**** Given data

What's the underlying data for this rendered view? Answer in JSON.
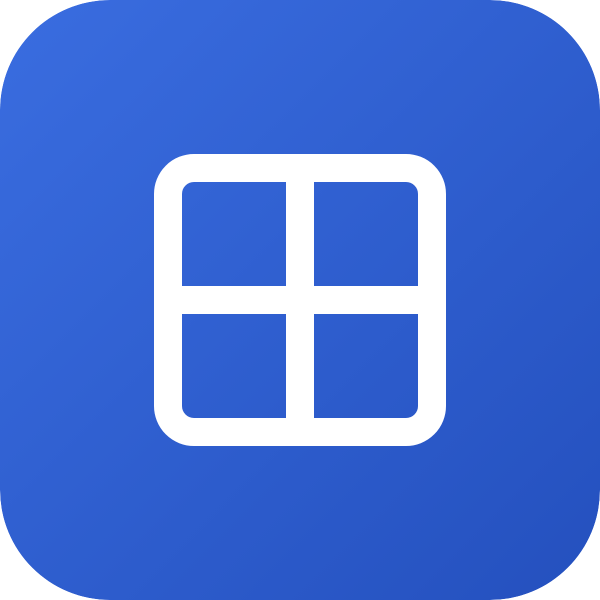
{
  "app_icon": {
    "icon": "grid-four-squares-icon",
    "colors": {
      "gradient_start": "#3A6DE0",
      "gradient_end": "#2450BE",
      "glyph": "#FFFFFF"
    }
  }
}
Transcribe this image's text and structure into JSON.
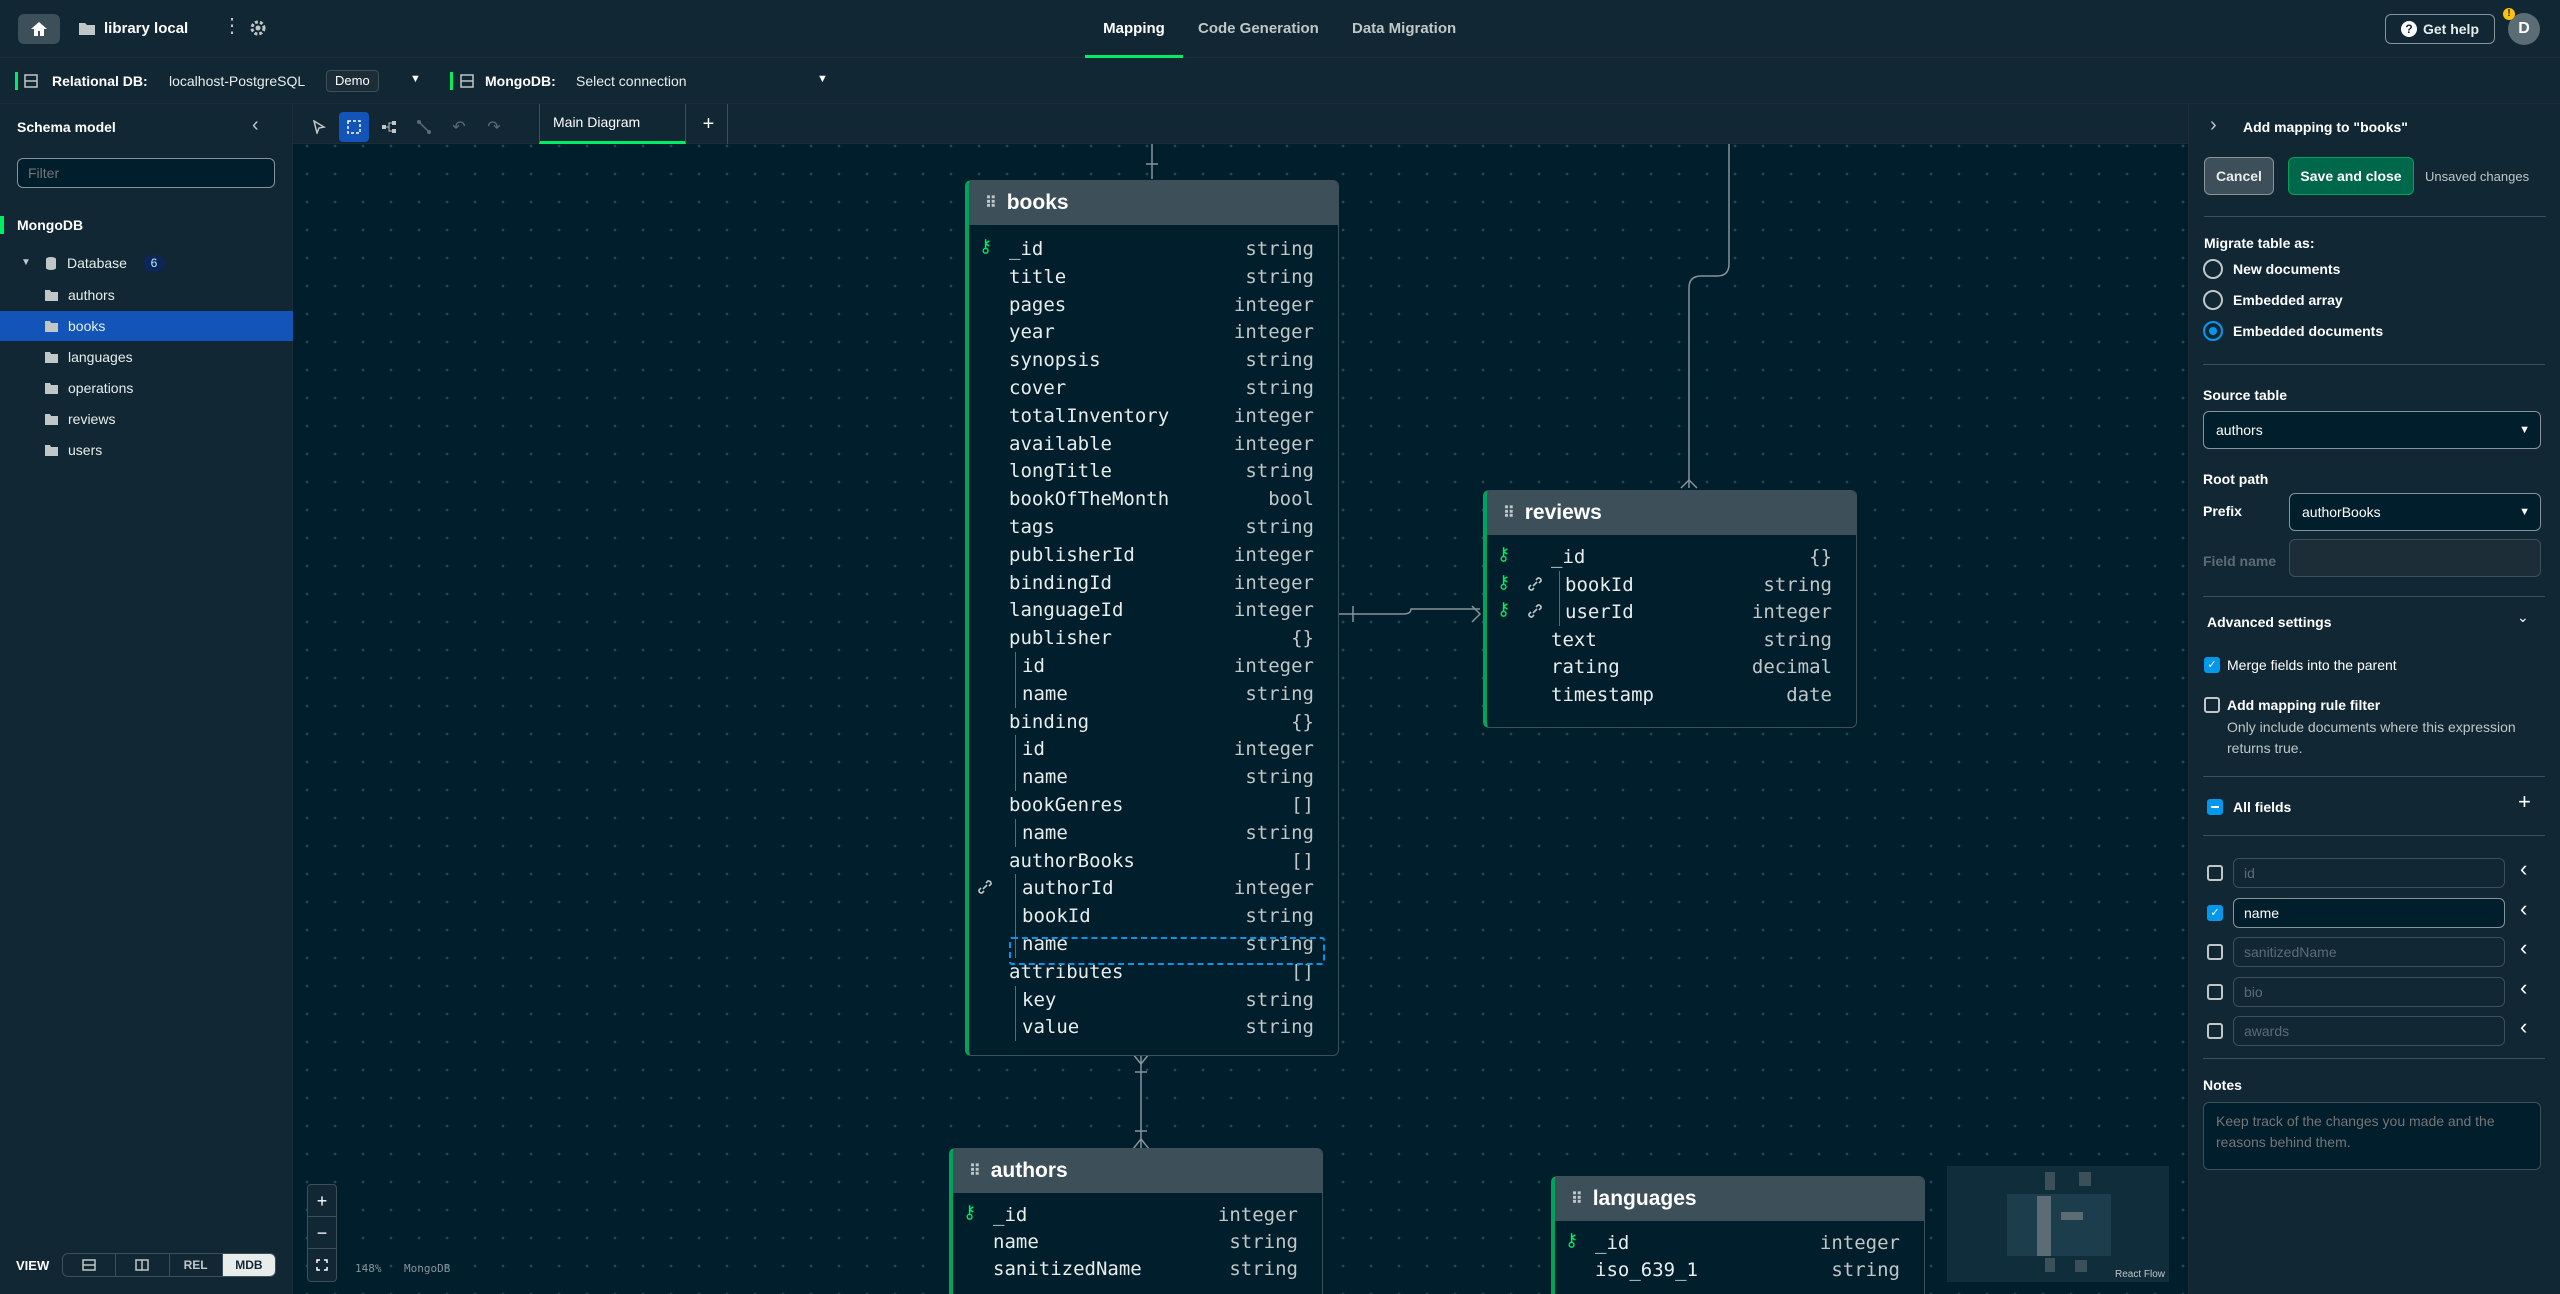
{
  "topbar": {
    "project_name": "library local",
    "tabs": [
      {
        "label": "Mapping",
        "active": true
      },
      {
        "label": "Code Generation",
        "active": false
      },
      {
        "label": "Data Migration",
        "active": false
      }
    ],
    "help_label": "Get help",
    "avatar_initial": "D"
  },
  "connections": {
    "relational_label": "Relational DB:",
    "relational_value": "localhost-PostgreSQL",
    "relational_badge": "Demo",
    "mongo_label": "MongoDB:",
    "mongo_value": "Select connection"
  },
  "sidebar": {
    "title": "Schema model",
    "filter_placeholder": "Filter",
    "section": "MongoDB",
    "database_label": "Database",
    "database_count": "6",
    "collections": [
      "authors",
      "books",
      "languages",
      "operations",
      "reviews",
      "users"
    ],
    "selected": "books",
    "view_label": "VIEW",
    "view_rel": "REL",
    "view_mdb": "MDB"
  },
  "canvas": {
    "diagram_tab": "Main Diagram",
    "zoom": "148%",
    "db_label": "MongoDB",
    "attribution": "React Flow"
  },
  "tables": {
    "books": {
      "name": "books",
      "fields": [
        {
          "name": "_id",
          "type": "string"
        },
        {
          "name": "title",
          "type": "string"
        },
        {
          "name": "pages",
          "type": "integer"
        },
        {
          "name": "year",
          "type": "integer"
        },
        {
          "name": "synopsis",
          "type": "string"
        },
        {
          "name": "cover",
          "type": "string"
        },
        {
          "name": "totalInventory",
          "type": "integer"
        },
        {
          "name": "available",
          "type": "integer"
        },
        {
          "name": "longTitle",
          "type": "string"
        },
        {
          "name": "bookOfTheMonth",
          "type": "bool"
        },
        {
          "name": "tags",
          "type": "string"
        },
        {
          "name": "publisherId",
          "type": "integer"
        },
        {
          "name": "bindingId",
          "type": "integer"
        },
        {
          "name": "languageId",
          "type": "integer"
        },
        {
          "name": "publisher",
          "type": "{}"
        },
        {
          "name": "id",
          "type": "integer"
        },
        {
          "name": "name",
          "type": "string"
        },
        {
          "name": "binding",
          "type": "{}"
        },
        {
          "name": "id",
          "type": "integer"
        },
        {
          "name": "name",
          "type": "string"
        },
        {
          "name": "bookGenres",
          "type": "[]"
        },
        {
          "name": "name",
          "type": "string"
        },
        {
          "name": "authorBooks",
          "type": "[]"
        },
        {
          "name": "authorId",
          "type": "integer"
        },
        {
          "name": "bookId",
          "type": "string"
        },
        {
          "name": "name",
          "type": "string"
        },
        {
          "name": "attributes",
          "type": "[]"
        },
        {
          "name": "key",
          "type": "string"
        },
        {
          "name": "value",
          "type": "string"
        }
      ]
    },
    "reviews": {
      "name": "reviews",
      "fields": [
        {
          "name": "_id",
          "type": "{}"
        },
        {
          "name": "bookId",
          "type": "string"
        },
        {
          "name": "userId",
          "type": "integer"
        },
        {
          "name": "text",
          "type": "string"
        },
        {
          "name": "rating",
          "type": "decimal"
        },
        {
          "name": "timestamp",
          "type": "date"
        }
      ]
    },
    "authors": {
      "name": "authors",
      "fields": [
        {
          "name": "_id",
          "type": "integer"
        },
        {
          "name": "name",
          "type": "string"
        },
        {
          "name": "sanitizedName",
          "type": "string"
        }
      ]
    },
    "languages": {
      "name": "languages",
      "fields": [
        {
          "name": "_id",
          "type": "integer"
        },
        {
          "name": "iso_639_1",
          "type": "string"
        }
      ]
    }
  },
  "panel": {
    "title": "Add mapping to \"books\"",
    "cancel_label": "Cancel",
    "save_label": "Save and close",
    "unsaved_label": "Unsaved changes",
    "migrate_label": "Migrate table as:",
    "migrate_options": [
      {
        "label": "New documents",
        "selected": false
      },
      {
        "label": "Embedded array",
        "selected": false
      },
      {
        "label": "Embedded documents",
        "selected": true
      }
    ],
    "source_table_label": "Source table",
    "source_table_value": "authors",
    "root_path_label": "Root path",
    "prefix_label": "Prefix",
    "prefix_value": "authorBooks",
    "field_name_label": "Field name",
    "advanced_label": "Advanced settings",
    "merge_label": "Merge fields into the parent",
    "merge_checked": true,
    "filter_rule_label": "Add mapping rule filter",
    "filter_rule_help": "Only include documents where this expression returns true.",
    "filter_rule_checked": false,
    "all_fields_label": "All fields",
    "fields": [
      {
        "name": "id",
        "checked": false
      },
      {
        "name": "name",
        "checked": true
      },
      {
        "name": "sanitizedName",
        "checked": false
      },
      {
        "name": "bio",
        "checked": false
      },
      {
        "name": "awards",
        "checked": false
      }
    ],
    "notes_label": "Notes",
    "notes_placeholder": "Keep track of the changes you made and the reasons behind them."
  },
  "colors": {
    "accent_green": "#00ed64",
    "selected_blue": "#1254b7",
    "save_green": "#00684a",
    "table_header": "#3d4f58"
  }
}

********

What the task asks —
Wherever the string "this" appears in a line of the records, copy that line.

Expected answer —
What's the underlying data for this rendered view? Answer in JSON.
Transcribe this image's text and structure into JSON.
    "filter_rule_help": "Only include documents where this expression returns true.",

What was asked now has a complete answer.